The process of creating parts starts with completing your preferred design on your CAD software. Then, you feed the printer with a roll of your preferred filament. Filament to use could be ABS, PLA, Nylon, PETG, and other plastics as well as metallic and ceramic blends. With your chosen filament fed into the printer, it begins to heat up to a semi-molten form which now gets dispensed through an output nozzle and this builds the part in fine layers until completion.

If you prefer, the finished prototype may be put through some post-processing stages like filing or polishing to smoothen out the point where layers slightly overlap to give an appealing appearance.

Upsides to 3D Printers

  • It is ideal for the rapid prototyping of products
  • It’s very good for creating complex designs that would take ages if done manually
  • Users of the 3D printers have attested to how it has increased their production capacity while reducing production cost
  • It requires just a little initial cost of investment of roughly $200-$300 (USD)

CNC Router

This particular machine also creates great designs but works entirely differently from the 3D printer. It’s used for subtractive manufacturing and some even call it a “3D remover” because it’s the exact reverse of the 3D printer. This is an advanced computer-driven machine that works by carrying out repetitive cutting to carve your desired object based on your input cutting instruction and design. The advent of the CNC router welcomed the possibility of cutting in the X, Y, and Z directions simultaneously.

Upsides to CNC Routers

  • Some CNC routers can cut up to 30 different materials (sourced from Omni-CNC) conveniently from wood, steel, plastic, glass, metal, and so on
  • It is flexible and adaptable to different cutting needs that may arise
  • It usually comes with a large work area and can easily work on sizable material

CO2 Laser Cutting Machine

This machine also works on the principle of subtractive manufacturing but it majorly differs from the CNC machine by its cutting medium. Instead of a router, a laser cutting machine cuts with a single powerful laser beam that burns and evaporates a material to create the desired design. The key point to note here is that heat is the main source of the CO2 laser cutting machine’s ability.
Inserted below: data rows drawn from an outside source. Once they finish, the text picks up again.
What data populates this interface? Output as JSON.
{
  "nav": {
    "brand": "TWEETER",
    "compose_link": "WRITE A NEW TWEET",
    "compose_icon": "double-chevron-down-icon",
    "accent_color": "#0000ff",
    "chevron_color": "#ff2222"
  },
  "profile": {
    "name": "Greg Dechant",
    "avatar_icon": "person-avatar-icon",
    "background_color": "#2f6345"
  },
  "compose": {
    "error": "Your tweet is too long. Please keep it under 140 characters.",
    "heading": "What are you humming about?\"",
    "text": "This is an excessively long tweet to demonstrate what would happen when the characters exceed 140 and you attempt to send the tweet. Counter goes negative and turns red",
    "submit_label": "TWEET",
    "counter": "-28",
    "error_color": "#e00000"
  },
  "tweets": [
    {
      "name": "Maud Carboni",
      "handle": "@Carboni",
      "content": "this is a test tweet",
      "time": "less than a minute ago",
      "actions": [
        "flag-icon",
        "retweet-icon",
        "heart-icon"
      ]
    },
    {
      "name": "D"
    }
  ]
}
A CO2 laser engraver can cut, engrave, and mark on a wide range of materials such as glass, wood, natural leather, acrylic, stone, and much more.

Upsides to Laser Cutting Machines

  • It is fully automated and has the highest level of precision and accuracy in cutting.
  • It requires little or no time to set up and to top it all, you don’t need to stay close by to monitor its operation
  • Due to its very narrow laser beam, it can manoeuvre around very thin materials and tiny edges to complete an intricate cut
  • It consumes very little power, even as low as 30W
  • It is by far the most versatile of all cutting machines
  • Unlike the CNC machine, a CO2 laser machine is contactless and would cause no wear to the workpiece being cut

Final Thoughts

The 3D Printer/CNC/Laser Cutting Machines all have their respective specialties and they differ in their mode of operation. As an end-user, you are in the best position to determine which of these three fits your intended applications. Try not to get carried away or discouraged by price, rather lookout closely for the functions you desire. Remember that the goal is for your machine to remain functional and reliable while producing amazing results anytime. So it’s totally in your best interest to stay objective and keep your eye on your checklist throughout your search process. If you opt for a CO2 laser cutter, then take a sneak peek at OMTech and its diverse product line of laser engravers and fibre laser markers.


About Manufactur3D Magazine: Manufactur3D is an online magazine on 3D printing. which publishes the latest 3D printing news, insights and analysis from all around the world. Visit our 3D Printing Education page to read more such informative articles. To stay up-to-date about the latest happenings in the 3D printing world, like us on Facebook or follow us on LinkedIn.